"I know I'm a pain in the ass. Just imagine if I was a depressed, moody pain in the ass," he said smiling at his family and fiancee as they laughed.
To be sure, Ian acknowledged, he has mild post-traumatic stress from the injury.
"Loud noises really get me," he said. "Sometimes I can't watch certain shows because it brings up bad memories. I get angry when someone makes a loud noise just because it freaks me out. I flinch, and I can't really flinch like I used to. I've really strained my neck, and I take muscle relaxers or a heat pack for it."
He had served in an honor guard for soldiers' funerals on a previous Iraq deployment. "I can't listen to 'Amazing Grace' in bagpipes. I just can't do that," he said, because of the memories it evokes.
He remembers some things about the explosion, when an improvised explosive device suspended from an overpass went off as the Stryker armored vehicle he was in passed. He figures the device was set off remotely from a cell phone. Ralston, unfortunately, had poked his head out of a hatch of the vehicle to take in some air and scenery.
He compared his sensations during the blast to the battle scenes in the movie "Saving Private Ryan" --- muffled hearing, and the sensation of everything being in slow motion.
"I was standing upright for a second before I collapsed. I remember hearing a blast and then cringing. I remember falling through the hatch into the bottom of the Stryker and people yelled my name."
And then nothing, until he woke up at a military hospital in Landstuhl, Germany. A nursing-trained Army friend from his first deployment, Jake Flores, was at his side, as was his sister, Emerald, herself just deployed.
Ralston doesn't recall being told he was paralyzed, though his mother said medical staff at Landstuhl filled them in. She said Ian was told, but was too sedated to remember. A ball bearing projectile put a tiny, 13 mm hole in his back and settled near his spine. It was later removed.

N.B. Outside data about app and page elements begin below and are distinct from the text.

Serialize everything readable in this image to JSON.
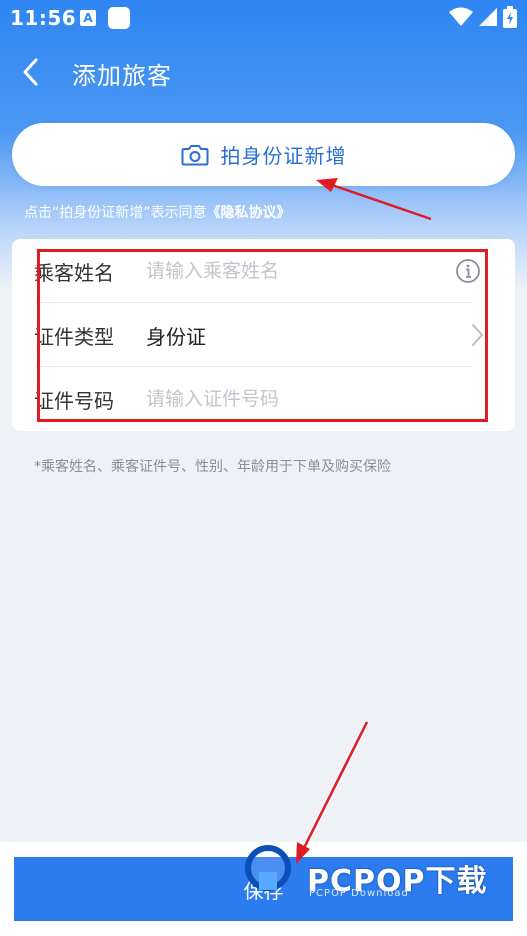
{
  "status_bar": {
    "time": "11:56",
    "notification_letter": "A"
  },
  "navbar": {
    "title": "添加旅客"
  },
  "scan_button": {
    "label": "拍身份证新增"
  },
  "consent": {
    "text": "点击“拍身份证新增”表示同意",
    "link": "《隐私协议》"
  },
  "form": {
    "name_row": {
      "label": "乘客姓名",
      "placeholder": "请输入乘客姓名"
    },
    "id_type_row": {
      "label": "证件类型",
      "value": "身份证"
    },
    "id_number_row": {
      "label": "证件号码",
      "placeholder": "请输入证件号码"
    }
  },
  "note": "*乘客姓名、乘客证件号、性别、年龄用于下单及购买保险",
  "save_button": {
    "label": "保存"
  },
  "watermark": {
    "brand": "PCPOP下载",
    "sub": "PCPOP Download"
  },
  "colors": {
    "primary": "#2c7cf0",
    "annotation_red": "#e01b24",
    "link_blue": "#2a6fd6"
  }
}
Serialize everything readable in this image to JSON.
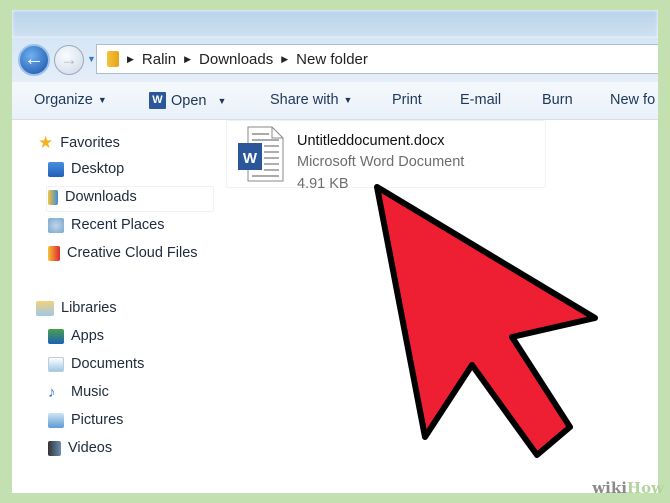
{
  "address_bar": {
    "path": [
      "Ralin",
      "Downloads",
      "New folder"
    ]
  },
  "toolbar": {
    "organize": "Organize",
    "open": "Open",
    "share_with": "Share with",
    "print": "Print",
    "email": "E-mail",
    "burn": "Burn",
    "new_folder": "New fo"
  },
  "sidebar": {
    "favorites": {
      "label": "Favorites",
      "items": [
        {
          "label": "Desktop"
        },
        {
          "label": "Downloads"
        },
        {
          "label": "Recent Places"
        },
        {
          "label": "Creative Cloud Files"
        }
      ]
    },
    "libraries": {
      "label": "Libraries",
      "items": [
        {
          "label": "Apps"
        },
        {
          "label": "Documents"
        },
        {
          "label": "Music"
        },
        {
          "label": "Pictures"
        },
        {
          "label": "Videos"
        }
      ]
    }
  },
  "file": {
    "name": "Untitleddocument.docx",
    "type": "Microsoft Word Document",
    "size": "4.91 KB",
    "icon": "word-document-icon"
  },
  "watermark": {
    "part1": "wiki",
    "part2": "How"
  },
  "colors": {
    "arrow": "#ee1f33",
    "border": "#c3e0b1",
    "word": "#2b579a"
  }
}
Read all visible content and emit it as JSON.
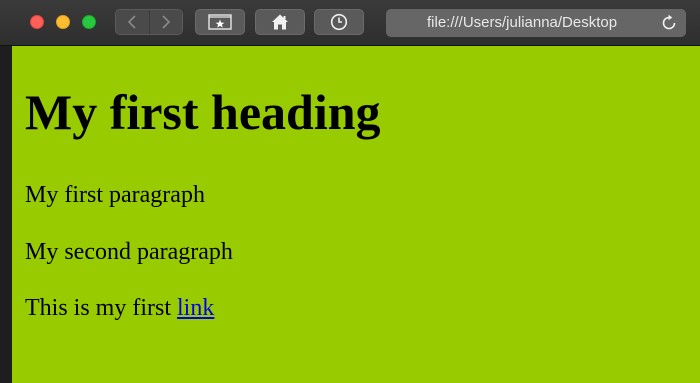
{
  "window": {
    "traffic_lights": {
      "close_color": "#fe5f57",
      "minimize_color": "#febc2e",
      "zoom_color": "#28c840"
    }
  },
  "toolbar": {
    "back_icon": "chevron-left-icon",
    "forward_icon": "chevron-right-icon",
    "favorites_icon": "star-icon",
    "home_icon": "home-icon",
    "history_icon": "clock-icon",
    "reload_icon": "reload-icon"
  },
  "address_bar": {
    "url": "file:///Users/julianna/Desktop"
  },
  "page": {
    "background_color": "#99cc00",
    "heading": "My first heading",
    "paragraph1": "My first paragraph",
    "paragraph2": "My second paragraph",
    "paragraph3_text": "This is my first",
    "link_text": "link",
    "link_color": "#0000ee"
  }
}
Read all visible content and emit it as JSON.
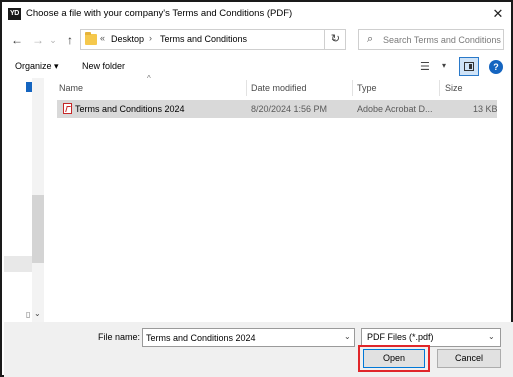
{
  "window": {
    "app_icon_text": "YD",
    "title": "Choose a file with your company's Terms and Conditions (PDF)",
    "close_glyph": "✕"
  },
  "nav": {
    "back_glyph": "←",
    "forward_glyph": "→",
    "recent_glyph": "⌄",
    "up_glyph": "↑",
    "breadcrumb_overflow": "«",
    "breadcrumbs": [
      {
        "label": "Desktop"
      },
      {
        "label": "Terms and Conditions"
      }
    ],
    "breadcrumb_sep": "›",
    "dropdown_glyph": "⌄",
    "refresh_glyph": "↻",
    "search_icon": "search-icon",
    "search_placeholder": "Search Terms and Conditions"
  },
  "toolbar": {
    "organize_label": "Organize ▾",
    "new_folder_label": "New folder",
    "view_glyph": "☰",
    "view_drop_glyph": "▾",
    "help_glyph": "?"
  },
  "filelist": {
    "columns": [
      "Name",
      "Date modified",
      "Type",
      "Size"
    ],
    "sort_glyph": "^",
    "rows": [
      {
        "name": "Terms and Conditions 2024",
        "date_modified": "8/20/2024 1:56 PM",
        "type": "Adobe Acrobat D...",
        "size": "13 KB",
        "selected": true
      }
    ]
  },
  "navpane": {
    "down_glyph": "⌄",
    "doc_glyph": "▯"
  },
  "footer": {
    "filename_label": "File name:",
    "filename_value": "Terms and Conditions 2024",
    "filename_drop_glyph": "⌄",
    "filetype_value": "PDF Files (*.pdf)",
    "filetype_drop_glyph": "⌄",
    "open_label": "Open",
    "cancel_label": "Cancel"
  },
  "colors": {
    "accent": "#0078d7",
    "highlight_box": "#e0262a",
    "selected_row": "#d9d9d9",
    "pdf_red": "#c62828"
  }
}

Sometimes the intervening months of therapy and rehabilitation seem to have passed like a heartbeat; sometimes like a lifetime. But Ralston has no second thoughts about his military service.

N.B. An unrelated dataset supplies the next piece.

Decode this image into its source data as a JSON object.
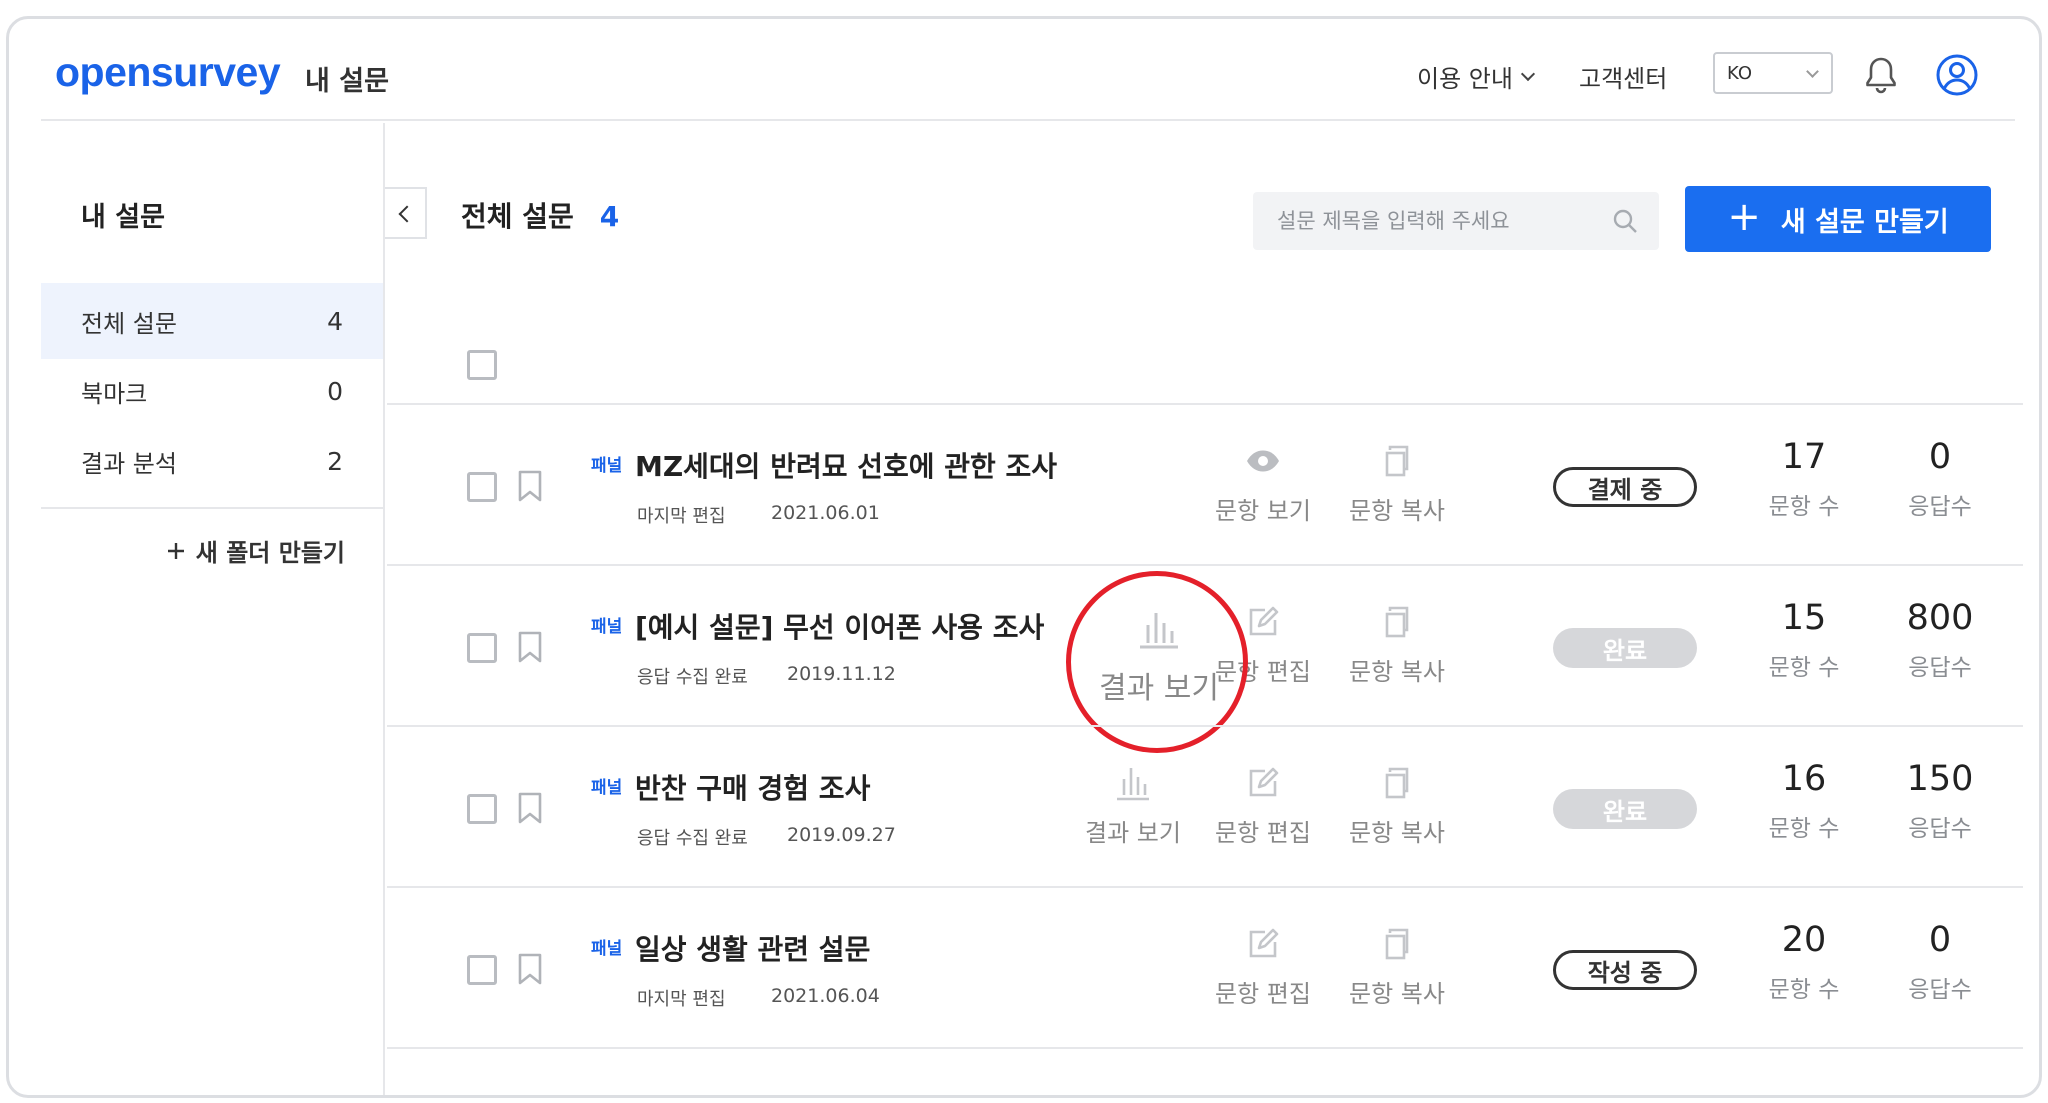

"I don't regret a second of it," he said. "All my life I knew I'd serve. Dad served. Grandpa served. There was no pressure on me to join, but I just knew I would. If I had to do it all over again I would. The only difference is I would have ducked. The friends I've had, the lives I changed, make me proud."
He said even his injury served a purpose if it prompted the military to improve countermeasures against improvised explosive devices, reducing the risk of injury or death.
"If I had to be that sacrifice to protect others, that's fine," he said.
Ralston and his family have tried to reach out and help community fundraising events for other wounded soldiers.
"I've considered going back to Walter Reed (military hospital in Washington, D.C., where he also was treated) and talking to some of the wounded soldiers," he said.
Still considered on active duty, Ralston's squad leader has asked him to speak to returning wounded troops at Fort Leonard Wood, Mo.
"They're so downtrodden," he said. "I guess they're just acting out because of their injuries, and they feel hopeless or they're not doing anything to help themselves. So he asked me to speak to them because of my motivation and how upbeat I am about my circumstances --- I guess my injury is worse that theirs. But I haven't decided, really, whether I want to do it."
It might be a tougher audience than a high school. "That's for sure," Ralston said.
It may end up being another goal --- like the others Ralston takes on, straight ahead, one at a time.